======== DATA SUPPLIED

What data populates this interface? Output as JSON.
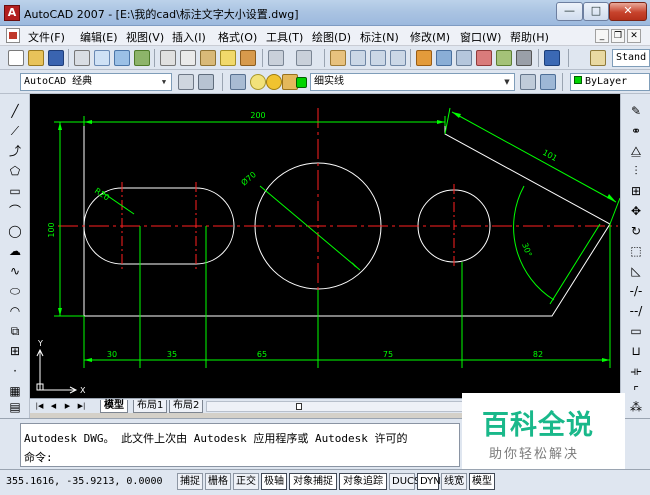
{
  "window": {
    "title": "AutoCAD 2007 - [E:\\我的cad\\标注文字大小设置.dwg]",
    "app_icon_letter": "A",
    "min_glyph": "—",
    "max_glyph": "□",
    "close_glyph": "✕"
  },
  "menu": {
    "items": [
      "文件(F)",
      "编辑(E)",
      "视图(V)",
      "插入(I)",
      "格式(O)",
      "工具(T)",
      "绘图(D)",
      "标注(N)",
      "修改(M)",
      "窗口(W)",
      "帮助(H)"
    ],
    "mdi_buttons": [
      "_",
      "❐",
      "✕"
    ]
  },
  "toolbar": {
    "text_style_value": "Stand",
    "workspace_value": "AutoCAD 经典",
    "layer_value": "细实线",
    "color_value": "ByLayer"
  },
  "drawing": {
    "dims": {
      "top": "200",
      "slant": "101",
      "left": "100",
      "r_slot": "R20",
      "d_circle": "Ø70",
      "angle": "30°",
      "b1": "30",
      "b2": "35",
      "b3": "65",
      "b4": "75",
      "b5": "82"
    },
    "ucs": {
      "x": "X",
      "y": "Y"
    },
    "colors": {
      "background": "#000000",
      "outline": "#ffffff",
      "dimension": "#00ff00",
      "centerline": "#ff2020"
    }
  },
  "tabs": {
    "nav": [
      "|◀",
      "◀",
      "▶",
      "▶|"
    ],
    "items": [
      "模型",
      "布局1",
      "布局2"
    ]
  },
  "command": {
    "line1": "Autodesk DWG。  此文件上次由 Autodesk 应用程序或 Autodesk 许可的",
    "prompt": "命令:"
  },
  "status": {
    "coords": "355.1616, -35.9213, 0.0000",
    "buttons": [
      "捕捉",
      "栅格",
      "正交",
      "极轴",
      "对象捕捉",
      "对象追踪",
      "DUCS",
      "DYN",
      "线宽",
      "模型"
    ]
  },
  "watermark": {
    "title": "百科全说",
    "subtitle": "助你轻松解决"
  }
}
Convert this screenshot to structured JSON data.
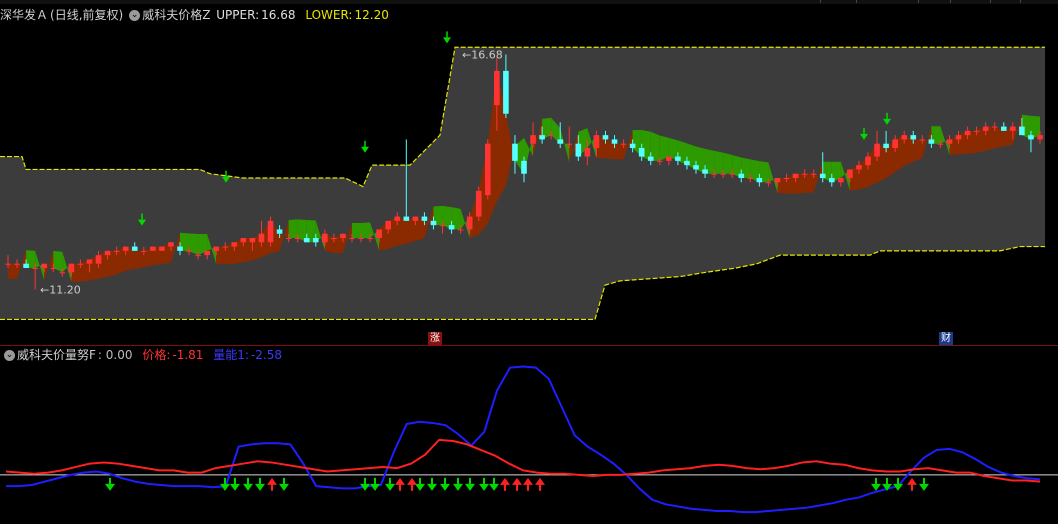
{
  "main_panel": {
    "stock_name": "深华发Ａ",
    "period_info": "(日线,前复权)",
    "indicator_name": "威科夫价格Z",
    "upper_label": "UPPER:",
    "upper_value": "16.68",
    "lower_label": "LOWER:",
    "lower_value": "12.20",
    "high_marker": "16.68",
    "low_marker": "11.20",
    "event_zhang": "涨",
    "event_cai": "财"
  },
  "sub_panel": {
    "indicator_name": "威科夫价量努F",
    "base_value": ": 0.00",
    "price_label": "价格:",
    "price_value": "-1.81",
    "volume_label": "量能1:",
    "volume_value": "-2.58"
  },
  "colors": {
    "up": "#ff3333",
    "down": "#54ffff",
    "band": "#3c3c3c",
    "bull_fill": "#8b2a00",
    "bear_fill": "#2d9b00",
    "band_line": "#e6e600",
    "price_line": "#ff2020",
    "volume_line": "#1e1eff",
    "arrow_green": "#00d800",
    "arrow_red": "#ff2020"
  },
  "chart_data": {
    "type": "candlestick",
    "price_scale": [
      10.3,
      17.3
    ],
    "candles": [
      [
        11.8,
        12.0,
        11.7,
        11.8
      ],
      [
        11.8,
        11.9,
        11.7,
        11.8
      ],
      [
        11.8,
        11.9,
        11.7,
        11.7
      ],
      [
        11.7,
        11.8,
        11.2,
        11.7
      ],
      [
        11.7,
        11.8,
        11.6,
        11.8
      ],
      [
        11.7,
        11.8,
        11.6,
        11.7
      ],
      [
        11.6,
        11.7,
        11.5,
        11.6
      ],
      [
        11.6,
        11.8,
        11.5,
        11.8
      ],
      [
        11.8,
        11.9,
        11.7,
        11.8
      ],
      [
        11.8,
        11.9,
        11.6,
        11.9
      ],
      [
        11.8,
        12.1,
        11.7,
        12.0
      ],
      [
        12.0,
        12.1,
        11.9,
        12.1
      ],
      [
        12.1,
        12.2,
        12.0,
        12.1
      ],
      [
        12.1,
        12.2,
        12.0,
        12.2
      ],
      [
        12.2,
        12.3,
        12.1,
        12.1
      ],
      [
        12.1,
        12.2,
        12.0,
        12.1
      ],
      [
        12.1,
        12.2,
        12.1,
        12.2
      ],
      [
        12.1,
        12.2,
        12.1,
        12.2
      ],
      [
        12.2,
        12.3,
        12.1,
        12.3
      ],
      [
        12.2,
        12.3,
        12.0,
        12.1
      ],
      [
        12.1,
        12.2,
        12.0,
        12.1
      ],
      [
        12.0,
        12.1,
        11.9,
        12.0
      ],
      [
        12.0,
        12.1,
        11.9,
        12.1
      ],
      [
        12.1,
        12.2,
        12.0,
        12.2
      ],
      [
        12.2,
        12.3,
        12.1,
        12.2
      ],
      [
        12.2,
        12.3,
        12.1,
        12.3
      ],
      [
        12.3,
        12.4,
        12.2,
        12.4
      ],
      [
        12.3,
        12.4,
        12.1,
        12.4
      ],
      [
        12.3,
        12.8,
        12.2,
        12.5
      ],
      [
        12.3,
        12.9,
        12.2,
        12.8
      ],
      [
        12.6,
        12.7,
        12.4,
        12.5
      ],
      [
        12.4,
        12.5,
        12.3,
        12.4
      ],
      [
        12.4,
        12.5,
        12.3,
        12.4
      ],
      [
        12.4,
        12.5,
        12.3,
        12.3
      ],
      [
        12.4,
        12.5,
        12.2,
        12.3
      ],
      [
        12.3,
        12.6,
        12.2,
        12.5
      ],
      [
        12.4,
        12.5,
        12.3,
        12.4
      ],
      [
        12.4,
        12.5,
        12.3,
        12.5
      ],
      [
        12.4,
        12.5,
        12.3,
        12.4
      ],
      [
        12.4,
        12.5,
        12.3,
        12.4
      ],
      [
        12.4,
        12.5,
        12.3,
        12.4
      ],
      [
        12.4,
        12.6,
        12.3,
        12.6
      ],
      [
        12.6,
        12.7,
        12.5,
        12.8
      ],
      [
        12.8,
        13.0,
        12.7,
        12.9
      ],
      [
        12.9,
        14.7,
        12.8,
        12.8
      ],
      [
        12.8,
        12.9,
        12.7,
        12.9
      ],
      [
        12.9,
        13.0,
        12.7,
        12.8
      ],
      [
        12.8,
        12.9,
        12.6,
        12.7
      ],
      [
        12.7,
        12.8,
        12.5,
        12.7
      ],
      [
        12.7,
        12.8,
        12.5,
        12.6
      ],
      [
        12.6,
        12.7,
        12.5,
        12.6
      ],
      [
        12.6,
        13.0,
        12.5,
        12.9
      ],
      [
        12.9,
        13.6,
        12.8,
        13.5
      ],
      [
        13.4,
        14.7,
        13.3,
        14.6
      ],
      [
        15.5,
        16.6,
        14.9,
        16.3
      ],
      [
        16.3,
        16.68,
        15.2,
        15.3
      ],
      [
        14.6,
        14.8,
        13.9,
        14.2
      ],
      [
        14.2,
        14.3,
        13.7,
        13.9
      ],
      [
        14.6,
        15.1,
        14.5,
        14.8
      ],
      [
        14.8,
        15.0,
        14.6,
        14.7
      ],
      [
        14.8,
        14.9,
        14.7,
        14.8
      ],
      [
        14.7,
        15.1,
        14.5,
        14.6
      ],
      [
        14.6,
        15.0,
        14.5,
        14.6
      ],
      [
        14.6,
        14.8,
        14.2,
        14.3
      ],
      [
        14.3,
        14.7,
        14.1,
        14.5
      ],
      [
        14.5,
        14.9,
        14.3,
        14.8
      ],
      [
        14.8,
        14.9,
        14.6,
        14.7
      ],
      [
        14.7,
        14.8,
        14.5,
        14.6
      ],
      [
        14.6,
        14.7,
        14.5,
        14.6
      ],
      [
        14.6,
        14.7,
        14.4,
        14.5
      ],
      [
        14.5,
        14.6,
        14.2,
        14.3
      ],
      [
        14.3,
        14.4,
        14.1,
        14.2
      ],
      [
        14.2,
        14.3,
        14.1,
        14.2
      ],
      [
        14.2,
        14.3,
        14.1,
        14.3
      ],
      [
        14.3,
        14.4,
        14.1,
        14.2
      ],
      [
        14.2,
        14.3,
        14.0,
        14.1
      ],
      [
        14.1,
        14.2,
        13.9,
        14.0
      ],
      [
        14.0,
        14.1,
        13.8,
        13.9
      ],
      [
        13.9,
        14.0,
        13.8,
        13.9
      ],
      [
        13.9,
        14.0,
        13.8,
        13.9
      ],
      [
        13.9,
        14.0,
        13.8,
        13.9
      ],
      [
        13.9,
        14.0,
        13.7,
        13.8
      ],
      [
        13.8,
        13.9,
        13.7,
        13.8
      ],
      [
        13.8,
        13.9,
        13.6,
        13.7
      ],
      [
        13.7,
        13.8,
        13.6,
        13.7
      ],
      [
        13.7,
        13.8,
        13.6,
        13.8
      ],
      [
        13.8,
        13.9,
        13.7,
        13.8
      ],
      [
        13.8,
        13.9,
        13.7,
        13.9
      ],
      [
        13.9,
        14.0,
        13.8,
        13.9
      ],
      [
        13.9,
        14.0,
        13.8,
        13.9
      ],
      [
        13.9,
        14.4,
        13.7,
        13.8
      ],
      [
        13.8,
        13.9,
        13.6,
        13.7
      ],
      [
        13.7,
        13.8,
        13.6,
        13.8
      ],
      [
        13.8,
        14.0,
        13.7,
        14.0
      ],
      [
        14.0,
        14.2,
        13.9,
        14.1
      ],
      [
        14.1,
        14.4,
        14.0,
        14.3
      ],
      [
        14.3,
        14.9,
        14.2,
        14.6
      ],
      [
        14.6,
        14.9,
        14.4,
        14.5
      ],
      [
        14.5,
        14.8,
        14.4,
        14.7
      ],
      [
        14.7,
        14.9,
        14.6,
        14.8
      ],
      [
        14.8,
        14.9,
        14.6,
        14.7
      ],
      [
        14.7,
        14.8,
        14.6,
        14.7
      ],
      [
        14.7,
        14.8,
        14.5,
        14.6
      ],
      [
        14.6,
        14.7,
        14.5,
        14.6
      ],
      [
        14.6,
        14.8,
        14.5,
        14.7
      ],
      [
        14.7,
        14.9,
        14.6,
        14.8
      ],
      [
        14.8,
        15.0,
        14.7,
        14.9
      ],
      [
        14.9,
        15.0,
        14.8,
        14.9
      ],
      [
        14.9,
        15.1,
        14.8,
        15.0
      ],
      [
        15.0,
        15.1,
        14.9,
        15.0
      ],
      [
        15.0,
        15.1,
        14.9,
        14.9
      ],
      [
        14.9,
        15.1,
        14.7,
        15.0
      ],
      [
        15.0,
        15.2,
        14.9,
        14.8
      ],
      [
        14.8,
        14.9,
        14.4,
        14.7
      ],
      [
        14.7,
        14.9,
        14.6,
        14.8
      ]
    ],
    "upper_band": [
      [
        0,
        14.3
      ],
      [
        20,
        14.3
      ],
      [
        22,
        14.3
      ],
      [
        26,
        14.0
      ],
      [
        128,
        14.0
      ],
      [
        200,
        14.0
      ],
      [
        210,
        13.9
      ],
      [
        243,
        13.8
      ],
      [
        329,
        13.8
      ],
      [
        345,
        13.8
      ],
      [
        363,
        13.6
      ],
      [
        372,
        14.1
      ],
      [
        410,
        14.1
      ],
      [
        440,
        14.8
      ],
      [
        455,
        16.85
      ],
      [
        470,
        16.85
      ],
      [
        1045,
        16.85
      ]
    ],
    "lower_band": [
      [
        0,
        10.5
      ],
      [
        365,
        10.5
      ],
      [
        595,
        10.5
      ],
      [
        605,
        11.3
      ],
      [
        620,
        11.4
      ],
      [
        680,
        11.5
      ],
      [
        706,
        11.6
      ],
      [
        736,
        11.7
      ],
      [
        757,
        11.8
      ],
      [
        780,
        12.0
      ],
      [
        870,
        12.0
      ],
      [
        880,
        12.1
      ],
      [
        1000,
        12.1
      ],
      [
        1020,
        12.2
      ],
      [
        1045,
        12.2
      ]
    ],
    "wick_lines": [],
    "sub_axis": [
      -4.0,
      10.0
    ],
    "price_series": [
      0.3,
      0.2,
      0.1,
      0.2,
      0.4,
      0.7,
      1.0,
      1.1,
      1.0,
      0.8,
      0.6,
      0.4,
      0.4,
      0.2,
      0.2,
      0.6,
      0.8,
      1.0,
      1.2,
      1.1,
      0.9,
      0.7,
      0.5,
      0.3,
      0.4,
      0.5,
      0.6,
      0.7,
      0.6,
      1.0,
      1.8,
      3.1,
      3.0,
      2.7,
      2.2,
      1.7,
      1.0,
      0.4,
      0.2,
      0.1,
      0.1,
      0.0,
      -0.1,
      0.0,
      0.0,
      0.1,
      0.2,
      0.4,
      0.5,
      0.6,
      0.8,
      0.9,
      0.8,
      0.6,
      0.5,
      0.6,
      0.8,
      1.1,
      1.2,
      1.0,
      0.9,
      0.6,
      0.4,
      0.3,
      0.3,
      0.5,
      0.6,
      0.4,
      0.2,
      0.2,
      -0.1,
      -0.3,
      -0.5,
      -0.5,
      -0.6
    ],
    "volume_series": [
      -1.0,
      -1.0,
      -0.9,
      -0.6,
      -0.3,
      0.0,
      0.2,
      0.3,
      0.1,
      -0.3,
      -0.6,
      -0.8,
      -0.9,
      -1.0,
      -1.0,
      -1.0,
      -1.1,
      -1.0,
      2.5,
      2.7,
      2.8,
      2.8,
      2.7,
      1.0,
      -1.0,
      -1.1,
      -1.2,
      -1.2,
      -1.0,
      -0.9,
      2.0,
      4.5,
      4.7,
      4.6,
      4.4,
      3.6,
      2.6,
      3.8,
      7.5,
      9.5,
      9.6,
      9.5,
      8.5,
      6.0,
      3.5,
      2.5,
      1.8,
      1.0,
      0.0,
      -1.2,
      -2.2,
      -2.6,
      -2.8,
      -3.0,
      -3.1,
      -3.2,
      -3.2,
      -3.3,
      -3.3,
      -3.2,
      -3.1,
      -3.0,
      -2.9,
      -2.7,
      -2.5,
      -2.2,
      -2.0,
      -1.6,
      -1.3,
      -1.0,
      0.3,
      1.5,
      2.2,
      2.3,
      2.0,
      1.4,
      0.7,
      0.2,
      -0.1,
      -0.3,
      -0.4
    ],
    "green_arrows": [
      110,
      225,
      235,
      248,
      260,
      284,
      365,
      375,
      390,
      420,
      432,
      445,
      458,
      470,
      484,
      494,
      876,
      887,
      898,
      924
    ],
    "red_arrows": [
      272,
      400,
      412,
      505,
      517,
      528,
      540,
      912
    ]
  }
}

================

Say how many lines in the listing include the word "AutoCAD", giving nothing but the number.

RESULT OF THE EXERCISE:
2